• Work item: All of the data that follows needs to be printed again, exactly as it reads.

---- Stored data

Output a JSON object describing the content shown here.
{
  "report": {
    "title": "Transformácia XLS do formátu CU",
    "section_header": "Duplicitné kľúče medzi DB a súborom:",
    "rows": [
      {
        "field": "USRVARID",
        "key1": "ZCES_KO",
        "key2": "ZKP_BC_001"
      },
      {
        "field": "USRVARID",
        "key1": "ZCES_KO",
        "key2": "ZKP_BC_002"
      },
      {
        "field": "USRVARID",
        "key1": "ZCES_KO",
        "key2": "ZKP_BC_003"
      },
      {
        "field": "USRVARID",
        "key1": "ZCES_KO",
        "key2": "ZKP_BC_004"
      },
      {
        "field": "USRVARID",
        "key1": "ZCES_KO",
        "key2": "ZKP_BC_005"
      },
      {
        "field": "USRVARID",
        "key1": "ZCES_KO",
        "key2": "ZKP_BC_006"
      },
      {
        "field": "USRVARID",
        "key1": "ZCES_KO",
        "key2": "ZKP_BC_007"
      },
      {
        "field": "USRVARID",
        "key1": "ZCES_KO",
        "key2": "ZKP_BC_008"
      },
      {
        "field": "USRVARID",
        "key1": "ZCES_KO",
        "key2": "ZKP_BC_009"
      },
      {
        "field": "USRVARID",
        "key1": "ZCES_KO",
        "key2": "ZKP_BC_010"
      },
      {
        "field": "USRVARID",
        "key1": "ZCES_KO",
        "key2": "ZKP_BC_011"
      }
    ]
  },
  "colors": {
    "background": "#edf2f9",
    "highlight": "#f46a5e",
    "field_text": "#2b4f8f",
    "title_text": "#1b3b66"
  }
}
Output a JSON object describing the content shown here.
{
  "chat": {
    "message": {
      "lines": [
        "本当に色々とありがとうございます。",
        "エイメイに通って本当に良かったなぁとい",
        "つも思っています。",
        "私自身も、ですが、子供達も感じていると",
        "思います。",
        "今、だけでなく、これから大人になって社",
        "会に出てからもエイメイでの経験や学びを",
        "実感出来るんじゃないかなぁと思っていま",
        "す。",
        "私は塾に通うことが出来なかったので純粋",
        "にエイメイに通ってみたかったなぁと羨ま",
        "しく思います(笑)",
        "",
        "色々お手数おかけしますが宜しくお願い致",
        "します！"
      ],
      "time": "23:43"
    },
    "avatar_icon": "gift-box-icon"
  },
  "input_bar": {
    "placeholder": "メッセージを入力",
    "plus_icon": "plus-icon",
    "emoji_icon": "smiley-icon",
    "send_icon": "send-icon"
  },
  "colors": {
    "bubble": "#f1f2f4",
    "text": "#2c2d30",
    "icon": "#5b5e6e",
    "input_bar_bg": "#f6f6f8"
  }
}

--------

• Solved problem:
Output a JSON object describing the content shown here.
{
  "report": {
    "title": "Transformácia XLS do formátu CU",
    "section_header": "Duplicitné kľúče medzi DB a súborom:",
    "rows": [
      {
        "field": "USRVARID",
        "key1": "ZCES_KO",
        "key2": "ZKP_BC_001"
      },
      {
        "field": "USRVARID",
        "key1": "ZCES_KO",
        "key2": "ZKP_BC_002"
      },
      {
        "field": "USRVARID",
        "key1": "ZCES_KO",
        "key2": "ZKP_BC_003"
      },
      {
        "field": "USRVARID",
        "key1": "ZCES_KO",
        "key2": "ZKP_BC_004"
      },
      {
        "field": "USRVARID",
        "key1": "ZCES_KO",
        "key2": "ZKP_BC_005"
      },
      {
        "field": "USRVARID",
        "key1": "ZCES_KO",
        "key2": "ZKP_BC_006"
      },
      {
        "field": "USRVARID",
        "key1": "ZCES_KO",
        "key2": "ZKP_BC_007"
      },
      {
        "field": "USRVARID",
        "key1": "ZCES_KO",
        "key2": "ZKP_BC_008"
      },
      {
        "field": "USRVARID",
        "key1": "ZCES_KO",
        "key2": "ZKP_BC_009"
      },
      {
        "field": "USRVARID",
        "key1": "ZCES_KO",
        "key2": "ZKP_BC_010"
      },
      {
        "field": "USRVARID",
        "key1": "ZCES_KO",
        "key2": "ZKP_BC_011"
      }
    ]
  },
  "colors": {
    "background": "#edf2f9",
    "highlight": "#f46a5e",
    "field_text": "#2b4f8f",
    "title_text": "#1b3b66"
  }
}
Output a JSON object describing the content shown here.
{
  "chat": {
    "message": {
      "lines": [
        "本当に色々とありがとうございます。",
        "エイメイに通って本当に良かったなぁとい",
        "つも思っています。",
        "私自身も、ですが、子供達も感じていると",
        "思います。",
        "今、だけでなく、これから大人になって社",
        "会に出てからもエイメイでの経験や学びを",
        "実感出来るんじゃないかなぁと思っていま",
        "す。",
        "私は塾に通うことが出来なかったので純粋",
        "にエイメイに通ってみたかったなぁと羨ま",
        "しく思います(笑)",
        "",
        "色々お手数おかけしますが宜しくお願い致",
        "します！"
      ],
      "time": "23:43"
    },
    "avatar_icon": "gift-box-icon"
  },
  "input_bar": {
    "placeholder": "メッセージを入力",
    "plus_icon": "plus-icon",
    "emoji_icon": "smiley-icon",
    "send_icon": "send-icon"
  },
  "colors": {
    "bubble": "#f1f2f4",
    "text": "#2c2d30",
    "icon": "#5b5e6e",
    "input_bar_bg": "#f6f6f8"
  }
}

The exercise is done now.